▸ EXERCISE REQUIREMENTS:
Repeat the records below exactly, leaving out every picture.

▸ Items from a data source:
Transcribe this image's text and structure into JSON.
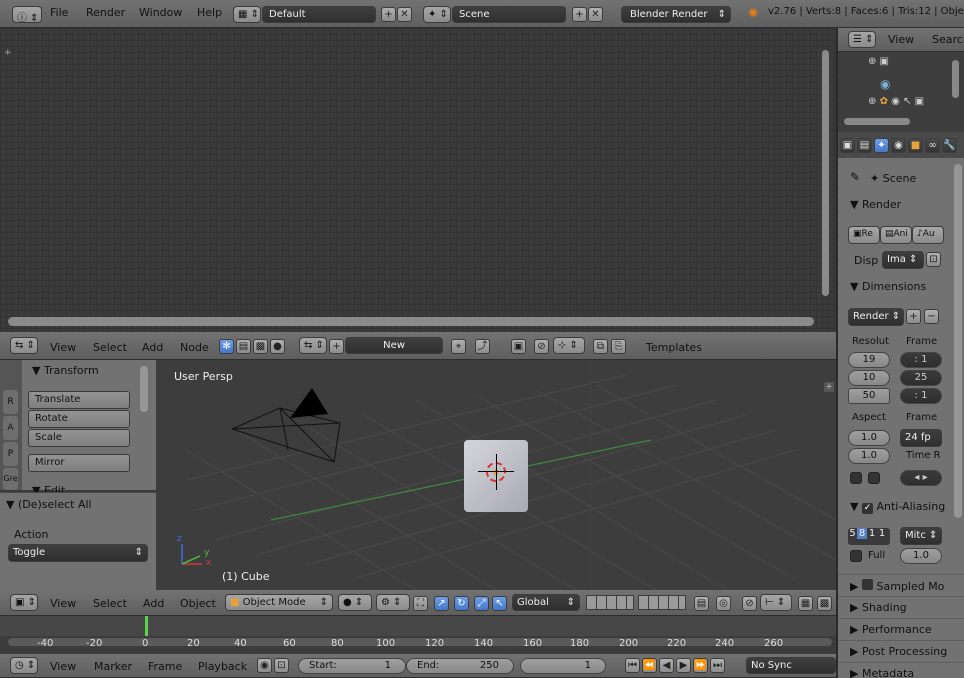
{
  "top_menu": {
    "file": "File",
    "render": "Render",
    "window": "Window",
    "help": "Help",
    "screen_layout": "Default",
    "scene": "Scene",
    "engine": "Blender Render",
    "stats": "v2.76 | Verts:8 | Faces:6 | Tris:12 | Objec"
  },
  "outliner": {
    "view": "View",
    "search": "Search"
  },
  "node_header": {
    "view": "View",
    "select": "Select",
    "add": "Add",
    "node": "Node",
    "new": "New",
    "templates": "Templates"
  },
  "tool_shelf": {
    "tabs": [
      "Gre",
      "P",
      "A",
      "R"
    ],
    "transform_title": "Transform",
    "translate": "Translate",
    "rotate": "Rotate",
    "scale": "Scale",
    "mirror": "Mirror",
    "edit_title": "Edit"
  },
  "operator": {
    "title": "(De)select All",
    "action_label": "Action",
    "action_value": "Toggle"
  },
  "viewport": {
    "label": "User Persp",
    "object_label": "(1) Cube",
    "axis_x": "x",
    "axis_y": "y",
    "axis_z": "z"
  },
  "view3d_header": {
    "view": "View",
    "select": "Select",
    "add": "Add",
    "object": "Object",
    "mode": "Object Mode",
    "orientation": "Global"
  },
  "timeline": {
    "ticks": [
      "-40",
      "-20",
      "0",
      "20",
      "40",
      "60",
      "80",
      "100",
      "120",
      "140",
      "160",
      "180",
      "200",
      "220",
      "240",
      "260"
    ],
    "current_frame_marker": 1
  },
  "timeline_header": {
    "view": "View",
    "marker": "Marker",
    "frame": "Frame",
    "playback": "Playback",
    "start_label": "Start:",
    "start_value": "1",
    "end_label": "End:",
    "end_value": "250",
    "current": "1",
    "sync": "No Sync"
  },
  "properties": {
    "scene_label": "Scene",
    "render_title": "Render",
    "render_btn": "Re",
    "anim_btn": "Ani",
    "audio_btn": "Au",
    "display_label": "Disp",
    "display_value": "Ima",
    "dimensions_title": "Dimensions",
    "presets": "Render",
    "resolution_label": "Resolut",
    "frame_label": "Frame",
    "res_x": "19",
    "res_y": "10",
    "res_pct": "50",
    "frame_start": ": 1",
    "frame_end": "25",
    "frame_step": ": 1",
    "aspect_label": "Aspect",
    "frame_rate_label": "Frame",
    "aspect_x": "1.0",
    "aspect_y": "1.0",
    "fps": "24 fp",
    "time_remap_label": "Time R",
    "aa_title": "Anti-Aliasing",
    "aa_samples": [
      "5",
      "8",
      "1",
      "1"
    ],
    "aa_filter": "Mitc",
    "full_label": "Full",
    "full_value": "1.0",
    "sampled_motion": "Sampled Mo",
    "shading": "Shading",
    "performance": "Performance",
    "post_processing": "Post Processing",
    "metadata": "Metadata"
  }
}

▸ YOUR SOLUTION:
Transcribe this image's text and structure into JSON.
{
  "top_menu": {
    "file": "File",
    "render": "Render",
    "window": "Window",
    "help": "Help",
    "screen_layout": "Default",
    "scene": "Scene",
    "engine": "Blender Render",
    "stats": "v2.76 | Verts:8 | Faces:6 | Tris:12 | Objec"
  },
  "outliner": {
    "view": "View",
    "search": "Search"
  },
  "node_header": {
    "view": "View",
    "select": "Select",
    "add": "Add",
    "node": "Node",
    "new": "New",
    "templates": "Templates"
  },
  "tool_shelf": {
    "tabs": [
      "Gre",
      "P",
      "A",
      "R"
    ],
    "transform_title": "Transform",
    "translate": "Translate",
    "rotate": "Rotate",
    "scale": "Scale",
    "mirror": "Mirror",
    "edit_title": "Edit"
  },
  "operator": {
    "title": "(De)select All",
    "action_label": "Action",
    "action_value": "Toggle"
  },
  "viewport": {
    "label": "User Persp",
    "object_label": "(1) Cube",
    "axis_x": "x",
    "axis_y": "y",
    "axis_z": "z"
  },
  "view3d_header": {
    "view": "View",
    "select": "Select",
    "add": "Add",
    "object": "Object",
    "mode": "Object Mode",
    "orientation": "Global"
  },
  "timeline": {
    "ticks": [
      "-40",
      "-20",
      "0",
      "20",
      "40",
      "60",
      "80",
      "100",
      "120",
      "140",
      "160",
      "180",
      "200",
      "220",
      "240",
      "260"
    ],
    "current_frame_marker": 1
  },
  "timeline_header": {
    "view": "View",
    "marker": "Marker",
    "frame": "Frame",
    "playback": "Playback",
    "start_label": "Start:",
    "start_value": "1",
    "end_label": "End:",
    "end_value": "250",
    "current": "1",
    "sync": "No Sync"
  },
  "properties": {
    "scene_label": "Scene",
    "render_title": "Render",
    "render_btn": "Re",
    "anim_btn": "Ani",
    "audio_btn": "Au",
    "display_label": "Disp",
    "display_value": "Ima",
    "dimensions_title": "Dimensions",
    "presets": "Render",
    "resolution_label": "Resolut",
    "frame_label": "Frame",
    "res_x": "19",
    "res_y": "10",
    "res_pct": "50",
    "frame_start": ": 1",
    "frame_end": "25",
    "frame_step": ": 1",
    "aspect_label": "Aspect",
    "frame_rate_label": "Frame",
    "aspect_x": "1.0",
    "aspect_y": "1.0",
    "fps": "24 fp",
    "time_remap_label": "Time R",
    "aa_title": "Anti-Aliasing",
    "aa_samples": [
      "5",
      "8",
      "1",
      "1"
    ],
    "aa_filter": "Mitc",
    "full_label": "Full",
    "full_value": "1.0",
    "sampled_motion": "Sampled Mo",
    "shading": "Shading",
    "performance": "Performance",
    "post_processing": "Post Processing",
    "metadata": "Metadata"
  }
}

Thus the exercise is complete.